• **Data records for software interfaces**:
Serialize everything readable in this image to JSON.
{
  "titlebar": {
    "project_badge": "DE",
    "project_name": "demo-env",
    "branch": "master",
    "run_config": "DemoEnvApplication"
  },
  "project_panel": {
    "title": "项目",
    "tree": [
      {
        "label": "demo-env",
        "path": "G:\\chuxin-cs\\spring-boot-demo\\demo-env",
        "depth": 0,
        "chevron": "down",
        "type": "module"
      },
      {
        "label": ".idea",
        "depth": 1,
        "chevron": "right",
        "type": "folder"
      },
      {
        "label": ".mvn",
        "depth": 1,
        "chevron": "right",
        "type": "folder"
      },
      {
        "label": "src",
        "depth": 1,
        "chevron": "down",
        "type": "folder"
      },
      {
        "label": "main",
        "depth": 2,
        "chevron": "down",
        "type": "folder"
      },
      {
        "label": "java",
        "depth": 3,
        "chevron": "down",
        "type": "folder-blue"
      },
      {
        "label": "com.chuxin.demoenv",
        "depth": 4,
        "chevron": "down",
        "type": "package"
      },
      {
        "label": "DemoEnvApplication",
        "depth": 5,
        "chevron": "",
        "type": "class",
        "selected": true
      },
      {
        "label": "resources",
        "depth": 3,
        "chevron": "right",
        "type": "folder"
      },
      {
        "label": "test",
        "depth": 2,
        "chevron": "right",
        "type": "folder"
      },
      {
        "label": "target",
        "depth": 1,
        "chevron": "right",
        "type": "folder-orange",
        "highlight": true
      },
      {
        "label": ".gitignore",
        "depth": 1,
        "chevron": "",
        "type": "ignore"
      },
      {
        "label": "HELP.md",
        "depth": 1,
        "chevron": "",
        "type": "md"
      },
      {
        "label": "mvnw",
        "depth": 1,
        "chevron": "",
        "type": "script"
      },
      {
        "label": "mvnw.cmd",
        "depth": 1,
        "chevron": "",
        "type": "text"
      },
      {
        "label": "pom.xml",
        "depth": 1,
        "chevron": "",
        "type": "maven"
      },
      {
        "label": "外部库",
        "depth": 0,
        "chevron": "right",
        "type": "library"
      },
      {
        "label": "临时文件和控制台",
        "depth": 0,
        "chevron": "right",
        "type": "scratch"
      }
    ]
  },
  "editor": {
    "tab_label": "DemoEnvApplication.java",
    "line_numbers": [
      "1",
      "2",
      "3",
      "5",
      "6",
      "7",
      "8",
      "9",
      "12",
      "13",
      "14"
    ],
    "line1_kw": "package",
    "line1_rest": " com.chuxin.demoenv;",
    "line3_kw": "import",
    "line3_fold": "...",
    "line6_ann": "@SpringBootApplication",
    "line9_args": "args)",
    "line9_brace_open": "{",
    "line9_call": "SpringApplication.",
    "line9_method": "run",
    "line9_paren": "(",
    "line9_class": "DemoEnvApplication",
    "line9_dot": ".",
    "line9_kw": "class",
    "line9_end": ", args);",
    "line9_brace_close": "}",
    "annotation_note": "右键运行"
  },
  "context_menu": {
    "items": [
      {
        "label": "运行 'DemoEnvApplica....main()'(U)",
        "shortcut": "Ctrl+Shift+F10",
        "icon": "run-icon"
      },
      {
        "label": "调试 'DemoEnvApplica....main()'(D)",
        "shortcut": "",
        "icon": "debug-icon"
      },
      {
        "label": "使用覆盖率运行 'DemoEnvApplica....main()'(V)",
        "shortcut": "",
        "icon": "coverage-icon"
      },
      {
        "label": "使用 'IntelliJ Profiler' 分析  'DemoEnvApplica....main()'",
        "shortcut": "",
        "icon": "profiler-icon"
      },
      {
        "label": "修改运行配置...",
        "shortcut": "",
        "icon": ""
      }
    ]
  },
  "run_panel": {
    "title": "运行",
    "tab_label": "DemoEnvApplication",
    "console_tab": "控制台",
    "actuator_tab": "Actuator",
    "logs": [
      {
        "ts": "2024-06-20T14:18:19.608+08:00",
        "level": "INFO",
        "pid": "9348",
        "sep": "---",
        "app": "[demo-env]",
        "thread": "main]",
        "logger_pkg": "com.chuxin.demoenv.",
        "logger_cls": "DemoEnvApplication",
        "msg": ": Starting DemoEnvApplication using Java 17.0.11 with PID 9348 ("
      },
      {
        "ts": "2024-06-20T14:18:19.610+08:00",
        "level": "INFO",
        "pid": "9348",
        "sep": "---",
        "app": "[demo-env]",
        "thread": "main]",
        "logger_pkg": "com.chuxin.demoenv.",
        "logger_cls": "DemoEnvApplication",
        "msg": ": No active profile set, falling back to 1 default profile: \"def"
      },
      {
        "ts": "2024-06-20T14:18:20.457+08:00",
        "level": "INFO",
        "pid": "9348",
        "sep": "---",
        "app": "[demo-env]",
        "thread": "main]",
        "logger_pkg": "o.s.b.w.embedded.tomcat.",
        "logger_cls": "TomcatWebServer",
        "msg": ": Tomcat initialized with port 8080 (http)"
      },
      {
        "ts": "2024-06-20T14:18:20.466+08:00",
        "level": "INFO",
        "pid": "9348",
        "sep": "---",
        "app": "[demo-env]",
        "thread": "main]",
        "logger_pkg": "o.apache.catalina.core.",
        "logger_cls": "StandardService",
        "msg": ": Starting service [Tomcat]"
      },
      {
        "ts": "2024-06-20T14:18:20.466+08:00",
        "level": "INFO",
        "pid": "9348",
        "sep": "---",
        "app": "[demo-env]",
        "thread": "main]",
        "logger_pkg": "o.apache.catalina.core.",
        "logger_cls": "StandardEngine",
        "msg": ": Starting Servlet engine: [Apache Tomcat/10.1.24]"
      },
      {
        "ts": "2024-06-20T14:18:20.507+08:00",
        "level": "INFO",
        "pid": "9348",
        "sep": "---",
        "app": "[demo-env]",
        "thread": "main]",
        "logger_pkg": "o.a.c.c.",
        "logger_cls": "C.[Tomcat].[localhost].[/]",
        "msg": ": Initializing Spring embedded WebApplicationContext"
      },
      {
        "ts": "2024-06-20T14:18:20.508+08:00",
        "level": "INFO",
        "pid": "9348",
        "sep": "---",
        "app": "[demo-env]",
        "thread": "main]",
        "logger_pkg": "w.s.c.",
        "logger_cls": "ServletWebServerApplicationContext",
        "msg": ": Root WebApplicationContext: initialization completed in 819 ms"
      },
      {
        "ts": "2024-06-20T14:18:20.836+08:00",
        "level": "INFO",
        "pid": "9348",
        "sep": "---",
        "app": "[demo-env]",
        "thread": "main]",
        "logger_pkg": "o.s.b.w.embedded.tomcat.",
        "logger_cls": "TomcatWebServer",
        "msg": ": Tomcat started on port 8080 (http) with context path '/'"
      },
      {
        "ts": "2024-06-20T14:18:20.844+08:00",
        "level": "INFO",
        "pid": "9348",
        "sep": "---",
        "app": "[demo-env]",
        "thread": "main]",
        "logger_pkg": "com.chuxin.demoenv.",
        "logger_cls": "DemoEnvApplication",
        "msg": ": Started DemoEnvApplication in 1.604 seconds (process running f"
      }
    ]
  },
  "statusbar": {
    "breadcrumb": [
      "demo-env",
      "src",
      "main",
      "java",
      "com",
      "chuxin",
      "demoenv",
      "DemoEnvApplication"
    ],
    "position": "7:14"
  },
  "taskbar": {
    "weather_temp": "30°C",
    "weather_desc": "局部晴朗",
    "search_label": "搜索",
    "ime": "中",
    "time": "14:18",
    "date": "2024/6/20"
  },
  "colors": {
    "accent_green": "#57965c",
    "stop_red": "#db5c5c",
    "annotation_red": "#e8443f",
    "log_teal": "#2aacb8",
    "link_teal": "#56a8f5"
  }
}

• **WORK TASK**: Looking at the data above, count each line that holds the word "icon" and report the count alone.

• **WRITTEN RESPONSE**: 5